According to real estate marketplace Zillow, rents saw their biggest one-month drop in at least seven years last month.
Zillow’s Observed Rent Index showed that asking rents fell 0.4 percent between October and November, the largest decline in the index’s history. The index has previously found that November tends to be the slowest month for rent increases, but it hasn’t seen a drop of more than 0.1 percent at this time of year since before the COVID-19 pandemic.
The index showed rents fell 0.1 percent in October, and the company said in its analysis that November’s data “decisively” ends nearly two years of above-average monthly rent increases.
The typical asking rent nationally is $2,008, which is 8.4 percent more than this time last year, per Zillow. The company said rents have fallen since reaching a 17.1 percent year-on-year increase in February as housing demand has slowed due to high inflation and rent costs.
“More and more people are doubling down with roommates or family, increasing rent vacancy rates and therefore putting some pressure on landlords to control rent increases,” said Zillow’s analysis.
Rents are falling fastest in Raleigh, NC, Austin, Texas, Seattle, Washington, San Jose, California and New York City, according to the index. In all these cities, rents fell by at least 1 percent in the past month.
During the same period, rents were still rising in cities such as Louisville, Ky., Memphis, Tenn., and Buffalo, NY.

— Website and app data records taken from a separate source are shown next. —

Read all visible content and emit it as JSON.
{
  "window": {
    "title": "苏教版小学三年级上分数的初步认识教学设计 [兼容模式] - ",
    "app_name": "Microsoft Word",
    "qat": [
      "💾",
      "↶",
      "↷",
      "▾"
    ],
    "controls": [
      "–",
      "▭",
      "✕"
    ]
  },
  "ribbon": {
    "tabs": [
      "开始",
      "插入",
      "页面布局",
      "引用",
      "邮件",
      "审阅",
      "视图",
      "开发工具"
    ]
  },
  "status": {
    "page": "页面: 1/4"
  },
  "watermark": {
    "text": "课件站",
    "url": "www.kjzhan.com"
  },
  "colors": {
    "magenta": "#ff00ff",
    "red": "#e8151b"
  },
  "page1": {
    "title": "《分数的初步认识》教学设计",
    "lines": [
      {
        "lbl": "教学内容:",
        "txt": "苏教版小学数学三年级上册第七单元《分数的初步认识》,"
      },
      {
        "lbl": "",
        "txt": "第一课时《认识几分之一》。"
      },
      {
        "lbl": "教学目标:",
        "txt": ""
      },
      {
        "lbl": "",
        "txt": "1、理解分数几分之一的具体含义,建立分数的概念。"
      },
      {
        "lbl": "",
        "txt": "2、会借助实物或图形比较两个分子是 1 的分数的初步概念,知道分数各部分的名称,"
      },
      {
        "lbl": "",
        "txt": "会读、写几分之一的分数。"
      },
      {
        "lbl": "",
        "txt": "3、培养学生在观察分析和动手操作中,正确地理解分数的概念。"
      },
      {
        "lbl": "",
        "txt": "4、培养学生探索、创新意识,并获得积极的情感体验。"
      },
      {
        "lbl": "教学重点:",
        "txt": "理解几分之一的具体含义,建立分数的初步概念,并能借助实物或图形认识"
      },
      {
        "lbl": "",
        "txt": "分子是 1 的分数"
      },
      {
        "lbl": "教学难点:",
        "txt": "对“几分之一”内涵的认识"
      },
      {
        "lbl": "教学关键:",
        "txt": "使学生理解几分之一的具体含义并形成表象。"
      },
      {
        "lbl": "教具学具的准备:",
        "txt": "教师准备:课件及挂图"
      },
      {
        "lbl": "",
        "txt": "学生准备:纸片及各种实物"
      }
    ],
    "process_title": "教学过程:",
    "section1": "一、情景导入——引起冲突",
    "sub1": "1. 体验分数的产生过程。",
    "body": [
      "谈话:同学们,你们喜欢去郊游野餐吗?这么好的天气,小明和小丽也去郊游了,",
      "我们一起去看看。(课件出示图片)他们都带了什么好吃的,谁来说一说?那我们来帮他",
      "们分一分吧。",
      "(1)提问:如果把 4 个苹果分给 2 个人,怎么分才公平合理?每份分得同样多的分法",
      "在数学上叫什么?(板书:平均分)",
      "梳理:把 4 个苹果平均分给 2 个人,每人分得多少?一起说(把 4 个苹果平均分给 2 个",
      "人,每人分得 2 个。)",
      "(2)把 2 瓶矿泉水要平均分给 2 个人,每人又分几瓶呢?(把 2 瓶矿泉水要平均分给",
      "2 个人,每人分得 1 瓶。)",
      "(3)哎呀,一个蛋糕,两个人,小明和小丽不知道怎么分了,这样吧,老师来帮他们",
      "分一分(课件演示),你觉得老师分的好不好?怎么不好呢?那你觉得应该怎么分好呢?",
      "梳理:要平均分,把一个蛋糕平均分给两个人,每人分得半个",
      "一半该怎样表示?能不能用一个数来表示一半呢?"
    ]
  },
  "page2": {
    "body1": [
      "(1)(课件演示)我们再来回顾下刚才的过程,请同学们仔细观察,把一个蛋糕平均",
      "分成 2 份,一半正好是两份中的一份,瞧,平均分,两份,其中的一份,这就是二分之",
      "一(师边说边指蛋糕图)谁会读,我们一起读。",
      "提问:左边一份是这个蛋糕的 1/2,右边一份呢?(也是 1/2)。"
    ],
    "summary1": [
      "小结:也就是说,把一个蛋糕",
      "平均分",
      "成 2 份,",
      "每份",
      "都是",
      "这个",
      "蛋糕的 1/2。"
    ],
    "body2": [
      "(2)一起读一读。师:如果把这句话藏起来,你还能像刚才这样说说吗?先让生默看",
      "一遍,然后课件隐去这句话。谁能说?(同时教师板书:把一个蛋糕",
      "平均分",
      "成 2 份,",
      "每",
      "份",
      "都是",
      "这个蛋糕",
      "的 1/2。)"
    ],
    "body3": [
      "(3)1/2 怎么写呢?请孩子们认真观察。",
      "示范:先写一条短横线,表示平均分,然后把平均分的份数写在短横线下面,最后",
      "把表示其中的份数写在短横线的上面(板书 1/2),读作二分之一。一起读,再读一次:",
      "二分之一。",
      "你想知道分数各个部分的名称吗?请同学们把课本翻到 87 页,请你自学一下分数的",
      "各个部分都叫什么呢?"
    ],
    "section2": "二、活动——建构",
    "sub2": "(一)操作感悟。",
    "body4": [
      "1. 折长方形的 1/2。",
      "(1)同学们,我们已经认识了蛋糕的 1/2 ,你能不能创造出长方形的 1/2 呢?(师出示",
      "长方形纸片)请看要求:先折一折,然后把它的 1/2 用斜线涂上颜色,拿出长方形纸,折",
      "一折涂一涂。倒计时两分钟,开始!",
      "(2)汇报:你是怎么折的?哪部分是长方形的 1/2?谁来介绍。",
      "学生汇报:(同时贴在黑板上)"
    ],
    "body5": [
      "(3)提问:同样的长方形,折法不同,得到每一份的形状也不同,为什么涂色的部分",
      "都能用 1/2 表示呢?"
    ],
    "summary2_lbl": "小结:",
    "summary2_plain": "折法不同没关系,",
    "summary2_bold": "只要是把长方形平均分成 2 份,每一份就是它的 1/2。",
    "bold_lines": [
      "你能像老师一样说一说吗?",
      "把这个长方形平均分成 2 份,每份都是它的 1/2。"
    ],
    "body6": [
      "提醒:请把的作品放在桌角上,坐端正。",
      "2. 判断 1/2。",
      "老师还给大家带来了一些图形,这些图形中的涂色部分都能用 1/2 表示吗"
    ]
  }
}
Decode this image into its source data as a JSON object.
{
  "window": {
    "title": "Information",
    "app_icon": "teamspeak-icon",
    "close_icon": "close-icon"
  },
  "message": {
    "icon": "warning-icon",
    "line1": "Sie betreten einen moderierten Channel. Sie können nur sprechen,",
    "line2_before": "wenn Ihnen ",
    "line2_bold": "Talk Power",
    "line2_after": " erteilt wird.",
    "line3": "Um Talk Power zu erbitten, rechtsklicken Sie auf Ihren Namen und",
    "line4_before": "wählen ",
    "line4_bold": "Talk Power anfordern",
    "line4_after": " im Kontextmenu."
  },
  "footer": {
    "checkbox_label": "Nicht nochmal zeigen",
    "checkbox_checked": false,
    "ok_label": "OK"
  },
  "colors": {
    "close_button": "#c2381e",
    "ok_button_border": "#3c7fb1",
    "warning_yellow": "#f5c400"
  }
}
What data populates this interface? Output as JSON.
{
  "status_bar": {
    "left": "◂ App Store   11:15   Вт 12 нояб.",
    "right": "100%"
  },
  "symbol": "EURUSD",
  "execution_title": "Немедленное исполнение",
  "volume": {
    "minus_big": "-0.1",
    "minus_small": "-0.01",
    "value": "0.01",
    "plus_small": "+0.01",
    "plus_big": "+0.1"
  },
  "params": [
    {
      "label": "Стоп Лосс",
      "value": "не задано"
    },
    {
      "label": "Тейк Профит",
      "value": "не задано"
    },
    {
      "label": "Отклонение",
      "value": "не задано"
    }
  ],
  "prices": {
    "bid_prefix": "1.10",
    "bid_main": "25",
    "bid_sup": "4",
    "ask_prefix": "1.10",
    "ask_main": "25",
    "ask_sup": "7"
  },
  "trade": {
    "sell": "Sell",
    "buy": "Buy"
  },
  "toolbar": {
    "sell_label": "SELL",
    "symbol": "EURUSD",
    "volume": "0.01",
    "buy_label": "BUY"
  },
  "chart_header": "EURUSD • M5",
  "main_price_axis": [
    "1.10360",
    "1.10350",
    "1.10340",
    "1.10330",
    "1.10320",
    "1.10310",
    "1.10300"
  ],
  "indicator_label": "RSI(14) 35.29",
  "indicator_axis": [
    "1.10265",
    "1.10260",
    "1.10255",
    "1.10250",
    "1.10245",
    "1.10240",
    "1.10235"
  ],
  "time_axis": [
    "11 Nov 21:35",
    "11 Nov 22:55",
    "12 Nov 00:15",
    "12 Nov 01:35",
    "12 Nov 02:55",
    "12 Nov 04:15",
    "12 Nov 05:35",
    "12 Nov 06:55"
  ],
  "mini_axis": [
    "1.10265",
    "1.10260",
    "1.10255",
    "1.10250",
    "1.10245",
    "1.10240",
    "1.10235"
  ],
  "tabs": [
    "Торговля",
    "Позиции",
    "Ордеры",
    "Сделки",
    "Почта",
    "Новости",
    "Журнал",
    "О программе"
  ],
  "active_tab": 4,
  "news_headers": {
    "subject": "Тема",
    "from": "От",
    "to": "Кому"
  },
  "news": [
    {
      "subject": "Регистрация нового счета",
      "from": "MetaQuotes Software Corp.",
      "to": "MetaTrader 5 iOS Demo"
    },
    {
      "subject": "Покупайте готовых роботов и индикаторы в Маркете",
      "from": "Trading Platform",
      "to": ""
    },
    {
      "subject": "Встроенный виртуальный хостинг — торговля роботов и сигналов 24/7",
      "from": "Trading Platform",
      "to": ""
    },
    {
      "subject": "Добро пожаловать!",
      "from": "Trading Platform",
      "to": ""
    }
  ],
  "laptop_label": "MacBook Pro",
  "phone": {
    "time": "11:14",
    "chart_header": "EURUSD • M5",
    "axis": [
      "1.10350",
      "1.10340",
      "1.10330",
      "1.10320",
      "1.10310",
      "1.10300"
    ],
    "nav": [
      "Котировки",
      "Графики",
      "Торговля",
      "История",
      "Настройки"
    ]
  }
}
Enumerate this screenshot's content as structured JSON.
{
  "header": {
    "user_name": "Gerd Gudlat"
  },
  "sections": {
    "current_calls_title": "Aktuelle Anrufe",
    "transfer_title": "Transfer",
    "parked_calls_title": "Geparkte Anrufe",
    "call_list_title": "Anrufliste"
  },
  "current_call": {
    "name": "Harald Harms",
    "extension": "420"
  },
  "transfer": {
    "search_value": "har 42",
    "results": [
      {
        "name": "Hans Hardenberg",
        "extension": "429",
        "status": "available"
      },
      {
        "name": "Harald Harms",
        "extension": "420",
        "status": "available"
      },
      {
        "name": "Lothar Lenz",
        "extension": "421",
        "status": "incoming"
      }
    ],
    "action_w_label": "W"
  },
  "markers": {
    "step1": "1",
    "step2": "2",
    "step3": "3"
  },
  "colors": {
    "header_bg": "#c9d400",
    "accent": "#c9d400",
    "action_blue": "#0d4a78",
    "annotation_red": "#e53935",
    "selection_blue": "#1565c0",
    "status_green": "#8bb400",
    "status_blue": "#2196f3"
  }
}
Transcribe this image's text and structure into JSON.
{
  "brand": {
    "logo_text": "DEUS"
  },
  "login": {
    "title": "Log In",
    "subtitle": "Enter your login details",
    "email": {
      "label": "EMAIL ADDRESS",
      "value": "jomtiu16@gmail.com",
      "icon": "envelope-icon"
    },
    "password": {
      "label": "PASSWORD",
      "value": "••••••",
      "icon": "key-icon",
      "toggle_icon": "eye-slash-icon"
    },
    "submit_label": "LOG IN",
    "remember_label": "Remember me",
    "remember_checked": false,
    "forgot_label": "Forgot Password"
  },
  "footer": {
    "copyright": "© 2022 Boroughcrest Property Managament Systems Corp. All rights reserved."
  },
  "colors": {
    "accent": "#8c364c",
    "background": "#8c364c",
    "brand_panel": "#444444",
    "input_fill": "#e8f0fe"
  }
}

Zillow’s analysis suggests that the slower pace of growth is likely to be reflected in official rental inflation measures next year.
The price drops come as the Federal Reserve has taken steps to control inflation, aiming to keep inflation at 2 percent. The Fed raised interest rates this week by 0.5 percentage points to a range of 4.25 to 4.5 percent, a smaller increase than previous repeated hikes of 0.75 points.
After a series of four aggressive 0.75-point hikes, the Fed appears to be signaling that it will slow hikes as inflation begins to show signs of abating.
Inflation, as measured by the consumer price index, fell from 7.7 percent in October to 7.1 percent in November, well below the peak of 9.1 percent in June, but still far from the target of 2 percent.
Some economists have expressed concern that the Fed’s action could trigger an economic downturn, but the economy has shown resilience over the months, continuing to add jobs and keeping the unemployment rate low.